───── Given data

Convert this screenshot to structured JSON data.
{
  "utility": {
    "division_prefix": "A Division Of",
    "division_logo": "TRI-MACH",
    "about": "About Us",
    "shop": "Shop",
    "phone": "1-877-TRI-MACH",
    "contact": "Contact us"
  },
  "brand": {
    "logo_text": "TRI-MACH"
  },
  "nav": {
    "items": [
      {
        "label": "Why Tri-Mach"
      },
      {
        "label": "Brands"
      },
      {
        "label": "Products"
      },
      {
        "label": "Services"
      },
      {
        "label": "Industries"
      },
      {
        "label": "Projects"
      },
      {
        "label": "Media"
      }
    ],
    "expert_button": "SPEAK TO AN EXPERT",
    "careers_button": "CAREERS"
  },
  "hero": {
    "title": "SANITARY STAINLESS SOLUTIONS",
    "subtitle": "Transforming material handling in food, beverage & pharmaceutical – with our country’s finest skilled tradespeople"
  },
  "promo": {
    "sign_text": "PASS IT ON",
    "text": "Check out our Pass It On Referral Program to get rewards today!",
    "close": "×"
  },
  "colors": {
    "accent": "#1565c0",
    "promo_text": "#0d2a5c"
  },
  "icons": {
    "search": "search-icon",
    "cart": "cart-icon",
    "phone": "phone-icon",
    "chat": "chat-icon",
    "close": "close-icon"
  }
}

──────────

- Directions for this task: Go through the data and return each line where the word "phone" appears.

- Task result:
    "phone": "1-877-TRI-MACH",
    "phone": "phone-icon",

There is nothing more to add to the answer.